An estate tax closing letter is a confirmation that the Internal Revenue Service will provide to the fiduciary of an estate after they have finishing reviewing and have accepted a Form 706. According to the IRS website, a fiduciary should wait at least nine months after the filing of the Form 706 to request the Closing Letter. Closing Letters will only be issued upon request by the fiduciary or their representative.
The following information must be provided with the request:
- Decedent’s name, Social Security number and date of death.
- Requester’s name, address and substantiation the requester is an authorized individual such as an Executor, Trustee or Power of Attorney.
- A copy of the will, if any.
- If the requester is an Executor, provide a copy of the Letters Testamentary issued by the court, if issued.
- If the requester is a Trustee, provide a Certificate of Trust or similar documentation.
- If the requester holds an IRS Power of Attorney (POA), provide the Centralized Authorization File (CAF) number.
The IRS has established new restrictions due to the declared national emergency and is now only accepting requests for estate tax closing letters by facsimile at either of the following two numbers:
There are proposed regulations that have not been finalized that will establish a new requesting process. If these regulations pass there will be a $67 fee applied to each closing letter request. See REG-114615-16 for further details.
Notice 2017-12 explains that the IRS can issue an account transcript in lieu of an estate tax closing letter. These transcripts can be accessed online through the Transcript Delivery Service or can be requested by mail or facsimile using Form 4506-T, Request for Transcript of Tax Return.
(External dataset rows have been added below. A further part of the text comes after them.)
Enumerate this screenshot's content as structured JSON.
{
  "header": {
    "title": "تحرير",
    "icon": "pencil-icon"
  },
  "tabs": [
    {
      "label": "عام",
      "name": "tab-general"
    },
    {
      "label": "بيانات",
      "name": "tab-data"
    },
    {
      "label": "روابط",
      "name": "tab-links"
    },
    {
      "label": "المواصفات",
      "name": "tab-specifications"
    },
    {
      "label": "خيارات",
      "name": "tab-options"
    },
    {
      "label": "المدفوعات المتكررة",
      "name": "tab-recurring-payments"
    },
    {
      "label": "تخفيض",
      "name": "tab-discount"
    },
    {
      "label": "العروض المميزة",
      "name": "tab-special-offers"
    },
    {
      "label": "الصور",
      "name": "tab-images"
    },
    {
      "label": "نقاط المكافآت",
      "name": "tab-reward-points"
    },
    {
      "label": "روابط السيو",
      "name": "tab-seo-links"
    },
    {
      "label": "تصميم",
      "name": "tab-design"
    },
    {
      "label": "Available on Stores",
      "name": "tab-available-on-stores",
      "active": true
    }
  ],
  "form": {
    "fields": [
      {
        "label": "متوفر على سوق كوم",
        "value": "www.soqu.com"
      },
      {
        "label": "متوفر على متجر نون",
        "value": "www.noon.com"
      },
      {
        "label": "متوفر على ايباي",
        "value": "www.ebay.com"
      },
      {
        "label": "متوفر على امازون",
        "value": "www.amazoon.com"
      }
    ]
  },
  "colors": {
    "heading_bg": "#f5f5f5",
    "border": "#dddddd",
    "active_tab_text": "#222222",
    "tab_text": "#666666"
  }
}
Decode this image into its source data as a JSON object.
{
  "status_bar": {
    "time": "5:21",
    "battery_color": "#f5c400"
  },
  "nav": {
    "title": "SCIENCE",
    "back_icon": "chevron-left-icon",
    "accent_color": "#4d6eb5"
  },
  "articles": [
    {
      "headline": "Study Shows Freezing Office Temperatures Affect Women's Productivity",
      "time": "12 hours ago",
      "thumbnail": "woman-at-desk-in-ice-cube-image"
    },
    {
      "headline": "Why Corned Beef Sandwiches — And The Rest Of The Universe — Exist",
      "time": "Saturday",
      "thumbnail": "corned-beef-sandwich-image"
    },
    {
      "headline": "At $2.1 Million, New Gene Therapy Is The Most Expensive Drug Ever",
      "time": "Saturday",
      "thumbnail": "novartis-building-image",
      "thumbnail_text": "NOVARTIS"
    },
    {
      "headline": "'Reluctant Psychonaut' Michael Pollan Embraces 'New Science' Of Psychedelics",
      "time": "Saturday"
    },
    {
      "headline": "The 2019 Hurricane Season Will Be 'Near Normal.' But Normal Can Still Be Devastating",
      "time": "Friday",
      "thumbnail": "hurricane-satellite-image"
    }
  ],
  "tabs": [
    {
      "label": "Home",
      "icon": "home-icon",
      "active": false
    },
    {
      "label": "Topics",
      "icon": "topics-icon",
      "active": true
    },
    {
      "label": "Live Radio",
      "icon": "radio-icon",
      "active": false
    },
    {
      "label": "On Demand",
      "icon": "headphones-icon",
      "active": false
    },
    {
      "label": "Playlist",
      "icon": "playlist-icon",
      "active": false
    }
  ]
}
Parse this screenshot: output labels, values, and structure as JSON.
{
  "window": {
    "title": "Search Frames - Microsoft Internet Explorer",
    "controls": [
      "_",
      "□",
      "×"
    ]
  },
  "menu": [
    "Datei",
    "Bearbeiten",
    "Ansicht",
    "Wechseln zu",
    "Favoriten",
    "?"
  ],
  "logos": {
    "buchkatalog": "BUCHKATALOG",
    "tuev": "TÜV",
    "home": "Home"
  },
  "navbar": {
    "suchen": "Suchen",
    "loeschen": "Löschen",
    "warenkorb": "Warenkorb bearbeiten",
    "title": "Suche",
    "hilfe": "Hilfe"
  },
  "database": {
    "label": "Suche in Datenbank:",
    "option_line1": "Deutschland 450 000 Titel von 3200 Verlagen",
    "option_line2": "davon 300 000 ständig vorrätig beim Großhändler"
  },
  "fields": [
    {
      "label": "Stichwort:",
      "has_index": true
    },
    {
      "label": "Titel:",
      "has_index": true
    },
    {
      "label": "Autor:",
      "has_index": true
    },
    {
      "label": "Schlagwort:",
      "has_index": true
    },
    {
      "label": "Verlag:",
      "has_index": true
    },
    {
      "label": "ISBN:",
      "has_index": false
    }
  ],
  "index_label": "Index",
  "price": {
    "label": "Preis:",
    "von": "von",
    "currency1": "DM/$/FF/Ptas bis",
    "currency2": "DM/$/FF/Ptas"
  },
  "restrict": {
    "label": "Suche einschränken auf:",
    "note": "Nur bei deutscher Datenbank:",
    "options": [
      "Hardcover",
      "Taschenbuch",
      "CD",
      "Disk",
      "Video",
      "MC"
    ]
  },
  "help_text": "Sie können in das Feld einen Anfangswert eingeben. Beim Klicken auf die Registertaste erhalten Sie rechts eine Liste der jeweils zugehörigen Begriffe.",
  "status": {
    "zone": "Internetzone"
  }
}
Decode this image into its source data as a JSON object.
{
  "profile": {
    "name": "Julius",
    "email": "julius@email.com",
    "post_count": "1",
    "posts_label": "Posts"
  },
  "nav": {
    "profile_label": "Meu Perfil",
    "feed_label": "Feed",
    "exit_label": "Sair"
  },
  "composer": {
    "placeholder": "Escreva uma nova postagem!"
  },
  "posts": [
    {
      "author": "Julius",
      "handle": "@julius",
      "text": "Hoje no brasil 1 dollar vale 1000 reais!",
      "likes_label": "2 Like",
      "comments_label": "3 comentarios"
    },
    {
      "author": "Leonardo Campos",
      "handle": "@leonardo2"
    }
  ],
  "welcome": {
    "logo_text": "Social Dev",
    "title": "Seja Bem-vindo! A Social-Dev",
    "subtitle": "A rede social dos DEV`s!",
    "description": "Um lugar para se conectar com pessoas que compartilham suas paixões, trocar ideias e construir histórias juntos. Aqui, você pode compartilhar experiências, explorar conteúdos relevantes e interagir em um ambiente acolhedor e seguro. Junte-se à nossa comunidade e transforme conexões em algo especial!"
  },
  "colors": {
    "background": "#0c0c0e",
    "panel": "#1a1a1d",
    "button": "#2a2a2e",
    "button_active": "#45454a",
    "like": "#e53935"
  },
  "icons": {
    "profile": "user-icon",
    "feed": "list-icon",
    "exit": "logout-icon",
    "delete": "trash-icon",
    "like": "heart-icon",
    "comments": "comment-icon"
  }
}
This information is general in nature and should not be relied upon. If you have specific questions, please contact your Henry+Horne advisor.
Haley M. Braun, CPA